On Tuesday, May 3, 2022, the Sun released two new flares. One of the solar flares was mild, categorized as an M-class flare, while the other was designated as an X-class flare, which designates the most powerful flares.
The moderate solar flare peaked at 8:19 p.m. ET, while the intense X-Class outburst peaked at 9:25 a.m. EDT, according to NASA. Both incidents were photographed by NASA’s Solar Dynamics Observatory (SDO).
Solar flares are defined by NASA as strong bursts of radiation. A solar flare’s harmful radiation cannot pass through Earth’s atmosphere to harm humans on the ground, but it can disrupt the atmosphere in the layer where GPS and telecommunication signals flow if it is strong enough.
Solar flares and eruptions can even endanger spacecraft and astronauts.
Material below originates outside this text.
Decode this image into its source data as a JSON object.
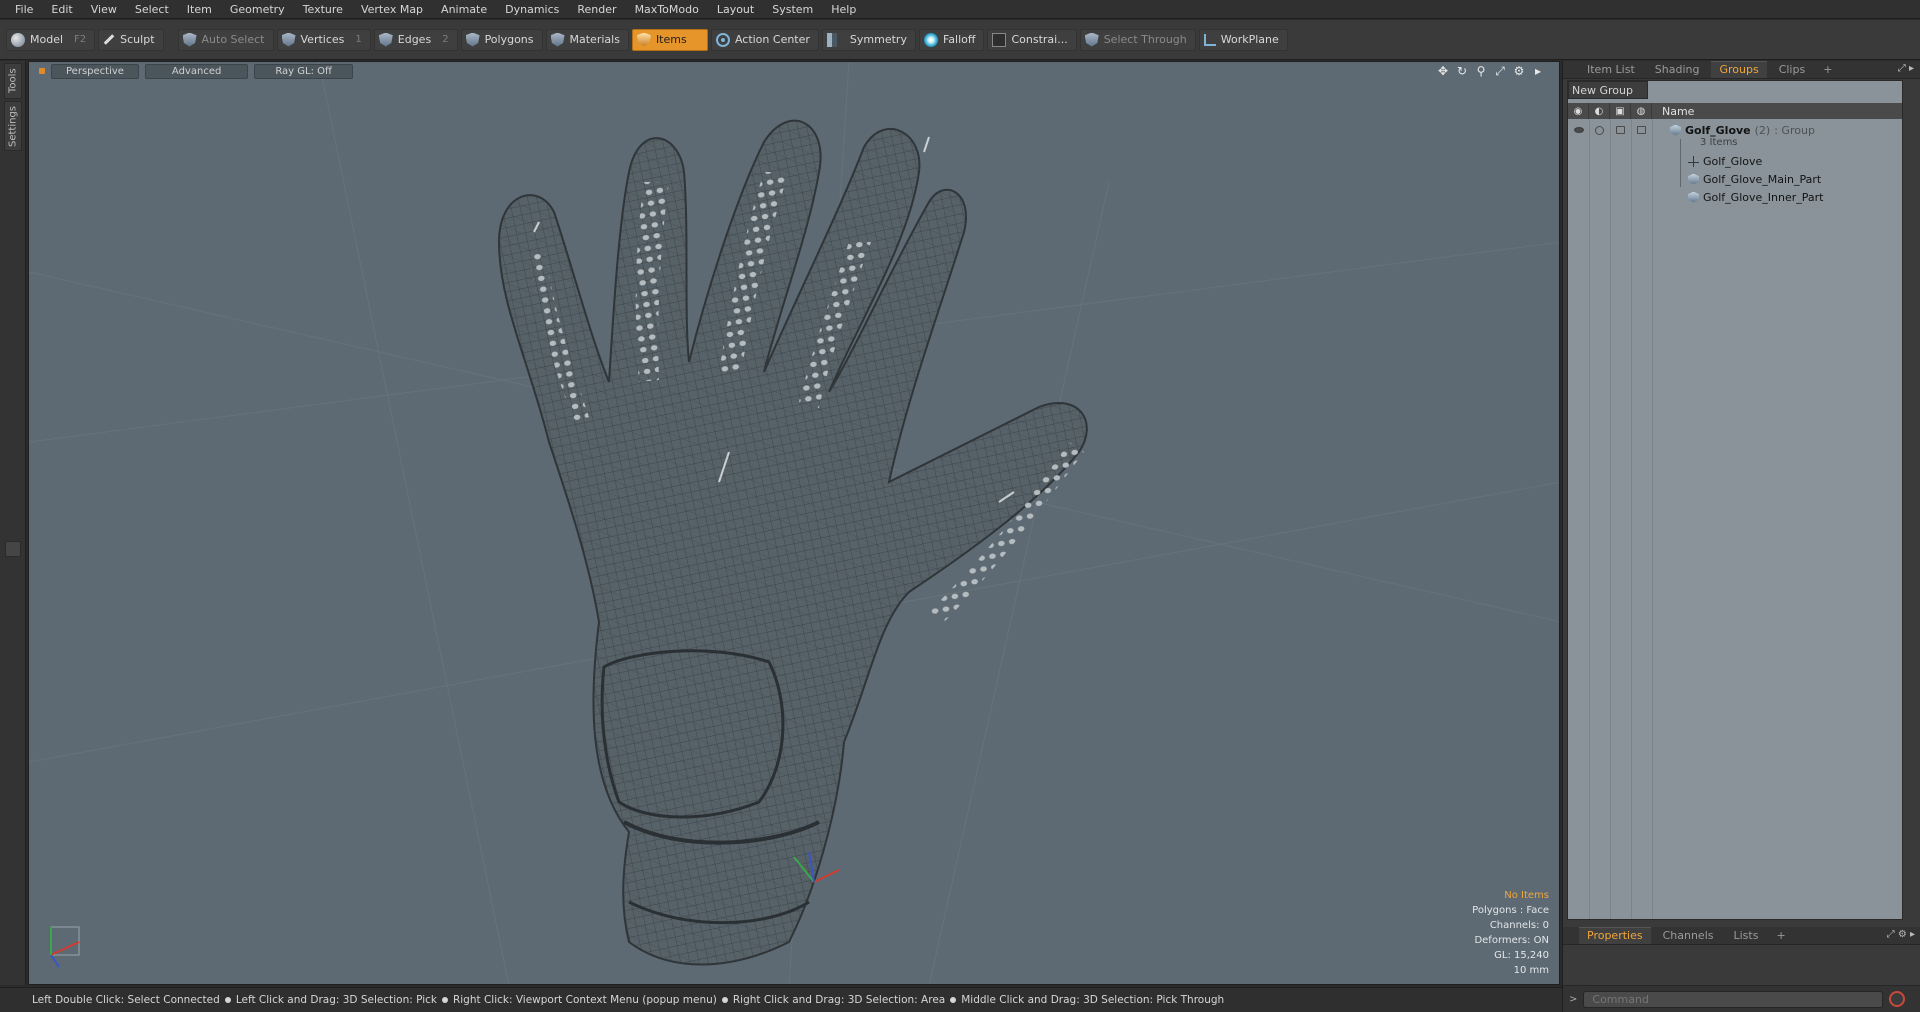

When charged particles from a coronal mass ejection erupt from the sun reach the Earth and interact with its upper atmosphere, auroras may be enhanced. Those particles move across our planet’s magnetic field lines and excite molecules high in the atmosphere, creating colourful lights, assuming Earth is in the direction of the outburst.